But we are also concerned with the more recent present — since I call this blog, with full intent, JAZZ LIVES. On November 30, 2014, a stellar ad hoc small band under the leadership of pianist, vocalist, composer, and fantasist Ray Skjelbred took the stand at the San Diego Jazz Fest, and performed this song.
Before they begin (after the little whimsical 1938 Carnegie Hall Concert interlude) — you can hear someone, perhaps Marc, warping its title into I SEE RENDERED DEER, but this is America and freedom of speech is said to prevail. The other nobilities on the stand are Hal Smith, drums; Beau Sample, string bass; Katie Cavera, guitar; Marc Caparone, cornet; Jim Buchmann, clarinet and saxello:
The mood, for those who know their antecedents, is more Boyce Brown – Wild Bill Davison (“The Collector’s Item Cats”) than Bing. But for those who haven’t had enough of this lovely song in its natural habitat, here is something rare and, even better, complete. Bing starred in several Mack Sennett shorts early in his career, often appearing as himself and delighting in the slapstick and broad verbal comedy. Here is I SURRENDER, DEAR:
To some, Fraunces Tavern at 54 Pearl Street in lower Manhattan is most famous as the spot where George Washington held a farewell dinner for his troops in 1789. Others like it because of their wonderfully extensive beer list and straightforward food — nice servers always, too. Also, it’s a fine place to bring the family if you’re coming or going to Ellis Island or the Statue of Liberty.
For me, it’s a little-known hot spot of rhythm on Saturday afternoons from 1-4. I came there a few months ago to enjoy the hot music of Emily Asher’s Garden Party Trio [plus guest] — which you can enjoy here— fine rocking music.
But let us live in the moment! Here are four performances by Rob Adkins, string bass; Craig Ventresco, guitar (the legend from San Francisco and a friend for a decade); Mike Davis, cornet AND trombone.
“Trombone?” you might be saying. Mike is very new to the trombone — a number of months — and he was playing an instrument not his own. So he was a little sensitive about my making these performances public (those dangerous eyebrows went up and threatened to stay there) but I assured him that his playing was admirable, even if he was severe on himself. His cornet work is a complete delight. The music Rob, Craig, and Mike make is delicate and forceful, incendiary and serene. You’ll see and hear for yourself on these four performances. Rob swings out with or without the bow, by the way.
LILA, which I associate with a Frank Trumbauer / Bix Beiderbecke OKeh — a song I’ve never heard anyone play live, so thank you!
WHISPERING, which was once one of the most-played songs in this country and is now terribly obscure:

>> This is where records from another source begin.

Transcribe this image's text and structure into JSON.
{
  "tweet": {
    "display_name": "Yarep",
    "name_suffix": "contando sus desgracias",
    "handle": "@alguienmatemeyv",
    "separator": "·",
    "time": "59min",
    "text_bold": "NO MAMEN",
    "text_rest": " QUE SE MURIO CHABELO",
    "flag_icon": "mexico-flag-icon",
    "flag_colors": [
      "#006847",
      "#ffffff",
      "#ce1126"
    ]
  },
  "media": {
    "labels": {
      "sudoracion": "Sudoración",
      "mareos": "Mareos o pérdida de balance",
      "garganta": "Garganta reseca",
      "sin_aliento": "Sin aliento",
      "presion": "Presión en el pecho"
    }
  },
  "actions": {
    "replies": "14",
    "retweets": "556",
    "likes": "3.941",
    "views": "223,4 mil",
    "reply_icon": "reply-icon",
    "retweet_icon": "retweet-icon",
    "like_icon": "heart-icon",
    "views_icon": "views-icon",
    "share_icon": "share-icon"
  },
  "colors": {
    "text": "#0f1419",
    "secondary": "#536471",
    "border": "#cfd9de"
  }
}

WAITING AT THE END OF THE ROAD, with memories of Paul Whiteman, Bing Crosby, Andy Secrest, Bix Beiderbecke, and Irving Berlin:
ALEXANDER’S RAGTIME BAND, another Berlin classic, this performance evoking Red Nichols and Miff Mole:
And although it gets me in trouble with some people every time I write it, these three musicians are not necrophiliac impersonators. They know the old records — those cherished performances — intimately and lovingly, and the records might act as scaffolding, but they are not restricted to copying them. (Ironically, this session reminds me more than a little of the lovely impromptu recordings made by Johnny Wiggs and Snoozer Quinn, although those two musicians didn’t have the benefit of a wonderful string bassist of Rob’s caliber in the hospital.)
There will be more to come from this Saturday’s glorious hot chamber music performance. And this coming Saturday (August 1) Rob Adkins has asked trombonist Matt Musselman and guitarist Kris Kaiser to start the good works. I know they will.